While forwards have a degree of certainty in the early picks, defencemen are a bit more of a gamble, with the 1st overall pick expected to turn into 1st-pairing blueliner roughly 70% of the time. Similar to forwards at roughly the half-way point of the first round, your odds of drafting a 1st pairing player and a 2nd pairing player converge. Unlike forwards however, defencemen become a lot more uncertain a lot earlier, with the odds of drafting a regular NHLer falling below 10% around the end of the 3rd round.
Now that we have estimated the likelihood of getting a player of a given talent level with each pick, we need to figure out what a player in each of our line groupings is worth on the open market. If we look at all players 27 years of age or older who played at least 500 minutes in 2014-2015, and group them by their average ice-time as we did above, we can use their salary to estimate the open-market cost of a player on each line. Utilizing data from War On Ice, we find the average salary in each bucket to get the following cost estimates by line/pairing:
|Line/Pairing||Forward Cost||Defenceman Cost|
Next we can multiply the cost of a skater playing on a given line by the probability that a pick will end up playing on a given line to calculate the per-year value of a given pick.
In general, the value of picking a forward at any given position is higher than picking a defenceman, because forwards are typically paid more, and generally more likely to turn into regular NHLers. The Weighted Average line represents the average value based on a 2/3-1/3 split in picks between forwards and defencemen (this is roughly in line with the split in our sample). Although the gap narrows to less than $100,000 once you get past the late third round, the difference in expected value for the first overall pick is rather large, with a forward being worth over $1MM more than a defenceman taken in the same spot.
We should note that after applying the differences in player cost by ice-time, the gap between the first overall pick and all others becomes more extreme. If we had simply applied an average salary to each player’s overall probability of becoming an NHLer (i.e. if we had ignored the differences in playing time by pick, and value by line), we would have undervalued the first overall pick by between $0.7MM and $1.7MM while overvaluing every pick outside of the top 25.

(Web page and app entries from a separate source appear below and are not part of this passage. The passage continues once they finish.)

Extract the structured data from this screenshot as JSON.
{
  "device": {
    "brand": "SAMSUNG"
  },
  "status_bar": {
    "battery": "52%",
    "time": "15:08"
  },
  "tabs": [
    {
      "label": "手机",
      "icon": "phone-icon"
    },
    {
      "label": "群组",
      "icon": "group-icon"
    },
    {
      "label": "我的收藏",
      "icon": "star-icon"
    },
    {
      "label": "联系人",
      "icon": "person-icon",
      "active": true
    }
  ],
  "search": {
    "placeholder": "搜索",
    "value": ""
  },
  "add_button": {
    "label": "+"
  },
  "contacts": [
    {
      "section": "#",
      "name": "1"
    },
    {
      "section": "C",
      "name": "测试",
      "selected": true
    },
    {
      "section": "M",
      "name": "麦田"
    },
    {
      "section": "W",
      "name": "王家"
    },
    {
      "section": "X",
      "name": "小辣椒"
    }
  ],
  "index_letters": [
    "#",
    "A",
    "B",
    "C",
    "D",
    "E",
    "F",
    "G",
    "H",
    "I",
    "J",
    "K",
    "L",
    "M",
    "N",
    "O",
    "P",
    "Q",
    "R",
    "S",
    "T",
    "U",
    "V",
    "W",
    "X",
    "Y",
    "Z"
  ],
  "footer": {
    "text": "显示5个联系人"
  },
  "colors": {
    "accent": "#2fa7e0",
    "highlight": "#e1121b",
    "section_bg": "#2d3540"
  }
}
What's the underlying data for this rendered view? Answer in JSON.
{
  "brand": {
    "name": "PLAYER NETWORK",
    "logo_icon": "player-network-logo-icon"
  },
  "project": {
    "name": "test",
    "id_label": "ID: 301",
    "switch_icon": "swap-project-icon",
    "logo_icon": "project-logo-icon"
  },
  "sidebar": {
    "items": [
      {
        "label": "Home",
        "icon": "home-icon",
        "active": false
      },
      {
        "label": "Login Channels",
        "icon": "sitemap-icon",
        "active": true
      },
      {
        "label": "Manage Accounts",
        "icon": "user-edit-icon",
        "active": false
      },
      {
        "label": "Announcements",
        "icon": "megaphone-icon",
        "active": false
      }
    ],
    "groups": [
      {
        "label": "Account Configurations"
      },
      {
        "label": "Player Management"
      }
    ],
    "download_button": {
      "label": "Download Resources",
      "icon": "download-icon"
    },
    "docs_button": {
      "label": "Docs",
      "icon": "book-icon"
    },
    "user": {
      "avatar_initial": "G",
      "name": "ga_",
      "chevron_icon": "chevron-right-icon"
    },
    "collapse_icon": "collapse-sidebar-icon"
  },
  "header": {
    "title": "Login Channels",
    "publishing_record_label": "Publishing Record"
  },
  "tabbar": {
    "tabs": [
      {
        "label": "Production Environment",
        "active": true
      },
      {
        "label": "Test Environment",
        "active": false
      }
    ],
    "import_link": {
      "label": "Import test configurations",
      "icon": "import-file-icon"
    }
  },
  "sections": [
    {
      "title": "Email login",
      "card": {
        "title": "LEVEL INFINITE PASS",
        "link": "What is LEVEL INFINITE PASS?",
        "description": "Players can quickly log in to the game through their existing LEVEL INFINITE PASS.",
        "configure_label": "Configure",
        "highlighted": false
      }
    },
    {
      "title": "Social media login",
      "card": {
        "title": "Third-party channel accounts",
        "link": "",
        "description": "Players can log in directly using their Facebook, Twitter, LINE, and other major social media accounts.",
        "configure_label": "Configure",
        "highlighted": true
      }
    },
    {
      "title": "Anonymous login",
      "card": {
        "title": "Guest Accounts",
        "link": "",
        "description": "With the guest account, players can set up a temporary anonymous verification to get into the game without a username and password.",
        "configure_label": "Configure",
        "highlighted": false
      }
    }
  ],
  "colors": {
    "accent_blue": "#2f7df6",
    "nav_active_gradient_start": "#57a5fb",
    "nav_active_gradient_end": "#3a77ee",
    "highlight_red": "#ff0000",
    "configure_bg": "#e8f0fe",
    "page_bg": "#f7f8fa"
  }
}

The Discounting Problem
One caveat to note with this approach is that it predicts the value of a pick in future dollars, rather than present-day dollars. While this generally isn’t an issue when making decisions on relative value (i.e. is the 3rd pick worth more than the 10th and 20th pick combined), it does make a difference when the decision is between current players and future players (i.e. trading Sidney Crosby for the first overall pick). This draws attention to the broader issue of how much value a future win has versus a win today, and should be the focus of a much more detailed inquiry. Given that few players drafted outside of the top 3 receive significant ice time in the year or two following the draft, it’s reasonably safe to assume that few teams are trading for draft picks in order to win in the near-term. So while the problem of discounting future wins is certainly interesting and worthy of further study, our estimates here should suffice for most practical purposes.
For those of you who are interested into digging into the numbers a bit more, I’ve uploaded the estimated value by pick number for both forwards and defencemen here.